I’d suggest you asked your doctor to be referred to a psychiatrist or someone experience in mental health – GPs (here at least) haven’t quite caught up with mental health yet, so specialists have been and still are invaluable to me.
Lots of luck to you my friend. Also, you’re English is PERFECT – I hear that it’s the hardest language to learn, so props to you!
December 4, 2017 at 11:26 am in reply to: How to deal with friends who don't understand your ADHD? #69614
I hate that you’re having to deal with this and that I don’t have any great answer for you…. I can only tell you that you’re not alone…and her spiteful ignorance isn’t your fault.
In my experience I think it’s just best to distance yourself from these kinds of people. That’s not to say sever all ties – some of my family are horrid when it comes to my adhd but I’m obviously very attached to them…. I just know now that I can’t count on them for support or let them affect my emotions too much. I’m mid 20s, too, and since being diagnosed have subconciously made closer friendships with people who accept me for who I am/have similar quirks. These people are probably already in your life, so my (rubbish?) advice would be to find them and lesson your emotional leanings on the people who aren’t capable of empathy…there’s no point trying to change your roommate beyond a certain point – if she’s not willing to try and understand, you’re talking to a brick wall and putting yourself through great upset in the process!
I don’t think I’m as experienced as you with the chaos that is adhd so this may well be…b.s…but I’m going to put my 2 cents in!
How you sound right now is very much how I was before medication. I’m not trying to preach that medication is the answer – good on you for finding another way to cope! – but I think medication has changed drastically in the last 10 years (it seems like it was a while ago you came off of yours). My older brother was medicated to the point of appearing to be a cast member of Walking Dead, but it hasn’t been the same for me, being that much younger; I just felt like the constant hamster wheel in my head had shut up for the first time since I could remember. I reckon that maybe meds might be worth revisiting because they’re less…horrific…nowadays. I hope that hasn’t p***ed you off – it’s just my opinion, and it reminded me of my brother’s crap experiences with meds.
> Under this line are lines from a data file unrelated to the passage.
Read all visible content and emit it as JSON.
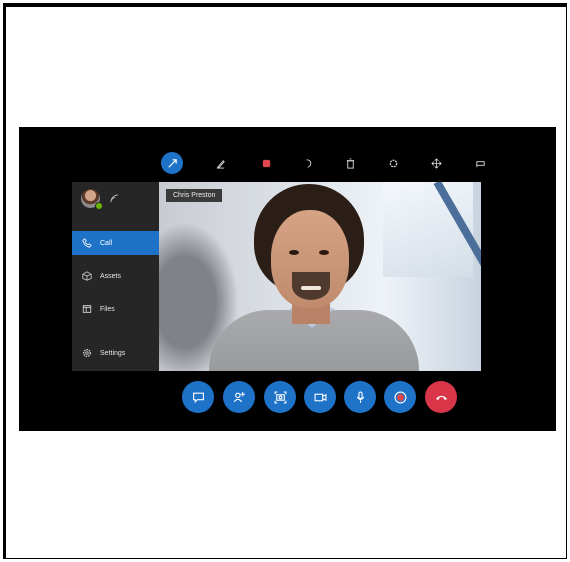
{
  "app": {
    "participant_name": "Chris Preston"
  },
  "toolbar": {
    "tools": [
      {
        "icon": "pointer-icon",
        "active": true
      },
      {
        "icon": "pen-icon",
        "active": false
      },
      {
        "icon": "color-square-icon",
        "active": false
      },
      {
        "icon": "undo-icon",
        "active": false
      },
      {
        "icon": "delete-icon",
        "active": false
      },
      {
        "icon": "settings-icon",
        "active": false
      },
      {
        "icon": "move-icon",
        "active": false
      },
      {
        "icon": "pin-icon",
        "active": false
      }
    ]
  },
  "sidebar": {
    "items": [
      {
        "label": "Call",
        "icon": "phone-icon",
        "active": true
      },
      {
        "label": "Assets",
        "icon": "assets-icon",
        "active": false
      },
      {
        "label": "Files",
        "icon": "files-icon",
        "active": false
      },
      {
        "label": "Settings",
        "icon": "gear-icon",
        "active": false
      }
    ]
  },
  "controls": [
    {
      "icon": "chat-icon"
    },
    {
      "icon": "add-participant-icon"
    },
    {
      "icon": "camera-snapshot-icon"
    },
    {
      "icon": "video-icon"
    },
    {
      "icon": "microphone-icon"
    },
    {
      "icon": "record-icon"
    },
    {
      "icon": "hang-up-icon"
    }
  ],
  "colors": {
    "accent": "#1e73c8",
    "hangup": "#d9364a",
    "panel": "#262626",
    "presence": "#6bb700"
  }
}
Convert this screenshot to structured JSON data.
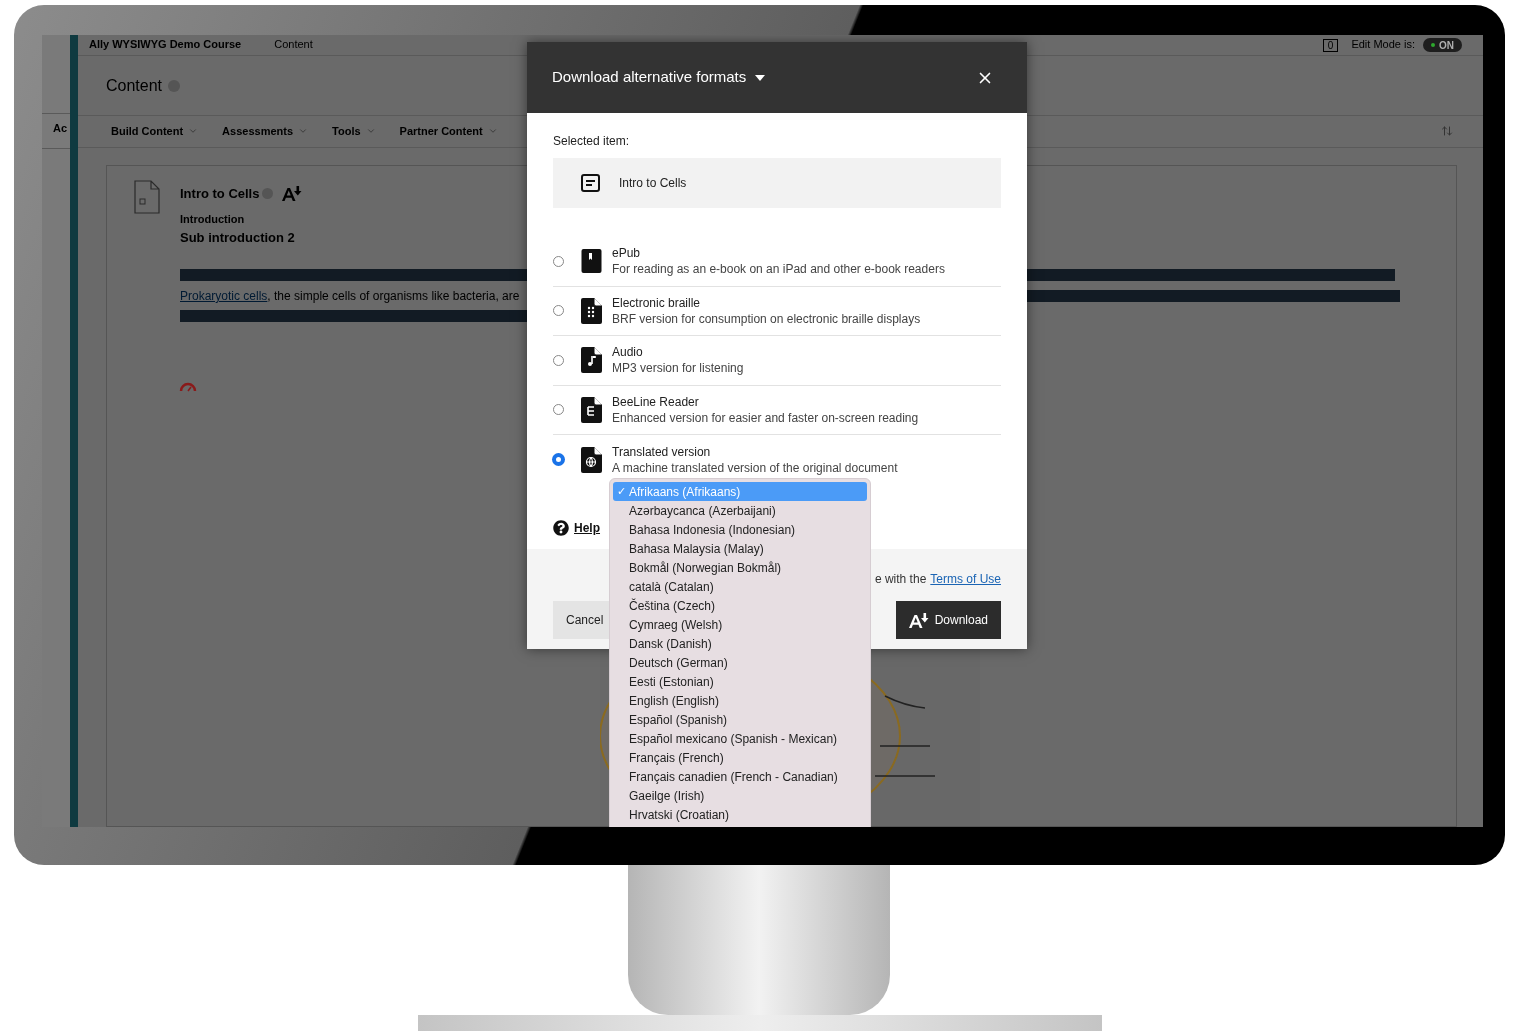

Your son… I’m a teacher, and I feel so, so sorry for my adhd kids. 90% of staff at my school don’t believe adhd exists, so I can only imagine what a sh*t time you’re having. It sounds like your son is in high school (?) – is there a certain teacher that seems to get him or that he produces good work for? If so, push for a meeting with them. It’s so much easier once you have someone in the system on your side. If not – try to arrange a meeting in which you and your son can have your voices heard on your terms (i.e. not because he’s in trouble). I live in England, so am not sure how it works of you’re from over the pond, but often having a doctor present at these meetings is incredibly helpful. In my experience, lots of teachers will try to brush off parents’ concerns (not always with neglect – it’s so d*mn stressful and there just isn’t the budget to give children the support they deserve), so if you can get a medical professional to push your cause with their authority, it’s invaluable. It’s the only way I’ve managed to get my kids the support they deserve and protect them from ridiculous suspensions from behaviour that could have – should have – been prevented. Anyway, off track..
Lots of luck to you, mate 🙂
Starbright, what a lovely bit of advice – one I wouldn’t have thought of myself. Thank you